Flinders Street Station Design Competition has been burning topic in architectural circles these days. The site of Station is in the very center of Melbourne and is sandwiched between the Central Business District and the bank of Yarra River. The building of the existing station separates the city from the railway and from the river. Herzog & De Meuron’s proposal tries to keep the very specific linear use of this site, considering it a strong marker and urban element, while providing the architectural solution that would improve this very important location through public access and use of the entire site.

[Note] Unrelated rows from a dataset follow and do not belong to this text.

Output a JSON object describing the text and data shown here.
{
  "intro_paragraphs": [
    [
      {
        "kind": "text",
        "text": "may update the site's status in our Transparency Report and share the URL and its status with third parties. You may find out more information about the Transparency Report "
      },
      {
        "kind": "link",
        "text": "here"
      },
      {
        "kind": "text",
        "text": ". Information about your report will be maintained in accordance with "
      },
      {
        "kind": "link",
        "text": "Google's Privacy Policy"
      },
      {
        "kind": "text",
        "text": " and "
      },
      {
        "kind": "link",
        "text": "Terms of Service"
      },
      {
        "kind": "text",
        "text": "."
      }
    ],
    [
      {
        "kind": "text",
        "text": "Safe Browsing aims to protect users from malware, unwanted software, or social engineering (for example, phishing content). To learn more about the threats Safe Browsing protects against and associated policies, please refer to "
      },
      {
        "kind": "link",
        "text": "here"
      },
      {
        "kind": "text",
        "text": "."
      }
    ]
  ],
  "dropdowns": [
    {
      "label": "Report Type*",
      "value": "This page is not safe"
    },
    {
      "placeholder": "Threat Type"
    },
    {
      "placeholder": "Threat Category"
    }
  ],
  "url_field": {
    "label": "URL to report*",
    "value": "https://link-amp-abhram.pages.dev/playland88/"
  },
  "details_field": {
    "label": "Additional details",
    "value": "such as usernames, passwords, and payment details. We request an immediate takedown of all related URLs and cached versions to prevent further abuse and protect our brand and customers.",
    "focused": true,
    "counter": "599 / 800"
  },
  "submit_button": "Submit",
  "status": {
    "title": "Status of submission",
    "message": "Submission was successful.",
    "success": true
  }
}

Various connections across the site and diverse public functions are only the part of the proposal.
In the words of the architects, the proposal for Flinders Street Station offers new civic destination with a distinct architectural identity, offering a holistic experience on many levels and times of the day and forming an urban linchpin in the heart of the city of Melbourne. Rather than simply creating an iconic gesture, the architects at Herzog & De Meuron decided to revive the originally planned roof for the existing building, and by tracing the arches and vaults the key element of their design was defined. It works as a passé-partout, due to the framing of the existing building.
Regarding the functions of the station, the architects proposed cultural and other public program activities to be added. All the spaces – education facilities, event spaces, workshops, a library, a small theater, and a lecture hall provide a rich opportunity for programmatic and educational events and are located adjacent to and are directly accessible from the large circular plaza that is cut into the center of the roof-scape.
Herzog & De Meuron are shortlisted for this competition and each proposal is up for a vote today through August 5th.
To commemorate the 9th Annual Skyscraper Competition, eVolo is publishing the Limited Edition Book "eVolo Skyscrapers 2" which is the follow-up to its highly acclaimed book “eVolo Skyscrapers”. The 628-page book examines 150 projects received during the last years of the competition. Only 1000 copies are available worldwide.